What is bergamot?The name ‘bergamot’ covers a couple of different plants. We’re probably most familiar with the bergamot citrus fruit (citrus bergamia to give it the official name), which is often used in flavouring and perfumes. We can also use bergamot herbs, which have a similar floral fragrance4. Bergamot is characterised by its aromatic scent, which is often described as floral, zesty, and tart. We don’t tend to eat bergamot oranges because they’re very sour. However, they’re often used as flavourings in marmalades, baking, cocktails and, of course, tea (the most famous being Early Grey)5. Bergamot essential oils are also extracted from the peel, which is then used for a range of different commercial and at-home purposes. These include perfumes and colognes, soap making, aromatherapy, and more6.
Bergamot benefits and usesAs well as flavouring a delicious tea, the bergamot fruit has a range of reported benefits and uses. . While bergamot is generally thought to be safe for use7, it’s best to speak to your doctor if you have any health concerns.
Some bergamot benefits might include:
- Reduced fatigue8
- Lower cholesterol9
- Skin health10
When to avoid bergamotBergamot is generally thought to be safe for most people, but it can depend on the way you take it12 13. Bergamot oil can be taken orally, inhaled, or applied directly to the skin.
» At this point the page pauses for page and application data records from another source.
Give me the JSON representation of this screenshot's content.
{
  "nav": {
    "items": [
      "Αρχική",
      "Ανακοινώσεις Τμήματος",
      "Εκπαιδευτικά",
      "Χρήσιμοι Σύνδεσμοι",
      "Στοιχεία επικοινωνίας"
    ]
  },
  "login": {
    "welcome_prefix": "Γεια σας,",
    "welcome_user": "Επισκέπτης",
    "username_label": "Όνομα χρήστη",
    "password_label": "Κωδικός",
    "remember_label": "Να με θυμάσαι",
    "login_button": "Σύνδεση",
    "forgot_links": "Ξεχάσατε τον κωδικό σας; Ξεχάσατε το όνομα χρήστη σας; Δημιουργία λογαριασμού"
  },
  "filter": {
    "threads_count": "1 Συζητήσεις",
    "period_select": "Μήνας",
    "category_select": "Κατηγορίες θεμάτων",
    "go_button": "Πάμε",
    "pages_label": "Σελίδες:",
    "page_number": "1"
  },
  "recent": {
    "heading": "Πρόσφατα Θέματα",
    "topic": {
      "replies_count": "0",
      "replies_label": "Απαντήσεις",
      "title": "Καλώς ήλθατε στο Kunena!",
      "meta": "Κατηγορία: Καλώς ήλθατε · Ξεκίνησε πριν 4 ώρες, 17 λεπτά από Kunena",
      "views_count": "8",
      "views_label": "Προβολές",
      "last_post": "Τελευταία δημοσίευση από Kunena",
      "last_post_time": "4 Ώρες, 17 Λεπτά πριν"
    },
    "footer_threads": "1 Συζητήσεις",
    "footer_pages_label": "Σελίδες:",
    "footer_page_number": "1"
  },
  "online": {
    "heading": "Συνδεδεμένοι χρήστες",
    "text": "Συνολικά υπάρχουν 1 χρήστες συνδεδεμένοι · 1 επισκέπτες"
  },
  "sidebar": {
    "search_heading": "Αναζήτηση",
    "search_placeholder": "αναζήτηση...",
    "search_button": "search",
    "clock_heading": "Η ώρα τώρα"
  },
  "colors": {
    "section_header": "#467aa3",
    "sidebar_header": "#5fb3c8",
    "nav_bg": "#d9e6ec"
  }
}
You might experience different side effects depending on how you choose to use it.
Some bergamot side effects might include:
- Skin reactions14
- Sensitivity to light (photosensitivity)15
Last Updated: 30th December 2020